Composition X and subsequent works are primarily focused on generating a spiritual connection in both the observer and the creator. Kandinsky, like in this picture of armageddon by water (Composition X), puts the observer in the perspective of encountering these great narratives by interpreting them into modern terms with a feeling of anguish, flurry, confusion, and urgency.
Composition X (1939) by Wassily Kandinsky; Wassily Kandinsky, Public domain, via Wikimedia Commons
Within the confines of words and visuals, this spiritual connection of observer, artwork, and prophet may be articulated. Kandinsky frequently compared the painting of hues and images on canvas to the arrangement of wonderful music, and as a result, many of his works were titled variations of Composition X.
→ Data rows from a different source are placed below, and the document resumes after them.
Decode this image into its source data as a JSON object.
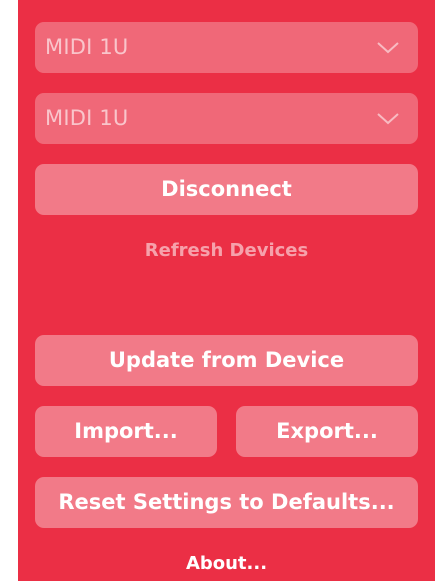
{
  "device_selects": {
    "input_value": "MIDI 1U",
    "output_value": "MIDI 1U",
    "chevron_icon": "chevron-down-icon"
  },
  "actions": {
    "disconnect": "Disconnect",
    "refresh_devices": "Refresh Devices",
    "update_from_device": "Update from Device",
    "import": "Import...",
    "export": "Export...",
    "reset_defaults": "Reset Settings to Defaults...",
    "about": "About..."
  },
  "colors": {
    "panel_background": "#eb2f45",
    "button_text": "#ffffff"
  }
}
His metaphor of artwork is a piece of music centered around the keyboard, with the eyes representing the hammers, the color representing the keys, and the soul representing the musical instruments and strings. Kandinsky’s compositions, like music, are not just muddles of tones. They were deliberately placed musical parts that were exactly calibrated to elicit the greatest aesthetic and psychological reaction from the spectator.
Wassily Kandinsky’s paintings are among the most significant in the field of abstract art. Kandinsky’s abstract artworks reflected his idea that “objects hurt pictures,” therefore he experimented with forms and colors to evoke mysticism and human emotion. Kandinsky’s paintings conveyed their own visual lexicon, which transcended material reality to express the human predicament. Wassily Kandinsky’s portraits and iconic circle paintings established him as one of modern art’s most significant figures.
Frequently Asked Questions
What Was Wassily Kandinsky Known For?
In the early 20th century, Wassily Kandinsky revolutionized abstract art. He maintained that geometric shapes, curves, and hues might convey the artist’s interior existence. This approach was obvious in his own dramatic works, which were frequently influenced by music. Kandinsky’s works now fetch tens of millions of dollars at auction and are housed in several museums around the world.
What Is Abstract Art?
Abstract art employs an optical vocabulary of form, shape, hue, and contour to produce a creation that can exist independently of visual cues in the environment. From the Renaissance through the 19th century, Western art was grounded by the principle of viewpoint and an endeavor to replicate an impression of apparent reality. By the 19th century, numerous painters felt compelled to produce a new type of art that would reflect the profound changes occurring in industry, physics, and thought.
Isabella studied at the University of Cape Town in South Africa and graduated with a Bachelor of Arts majoring in English Literature & Language and Psychology. Throughout her undergraduate years, she took Art History as an additional subject and absolutely loved it. Building on from her art history knowledge that began in high school, art has always been a particular area of fascination for her. From learning about artworks previously unknown to her, or sharpening her existing understanding of specific works, the ability to continue learning within this interesting sphere excites her greatly.
Her focal points of interest in art history encompass profiling specific artists and art movements, as it is these areas where she is able to really dig deep into the rich narrative of the art world. Additionally, she particularly enjoys exploring the different artistic styles of the 20th century, as well as the important impact that female artists have had on the development of art history.
Cite this Article
Isabella, Meyer, “Kandinsky Paintings – Exploring the Best Wassily Kandinsky Artworks.” Art in Context. November 9, 2021. URL: https://artincontext.org/kandinsky-paintings/
Meyer, I. (2021, 9 November). Kandinsky Paintings – Exploring the Best Wassily Kandinsky Artworks. Art in Context. https://artincontext.org/kandinsky-paintings/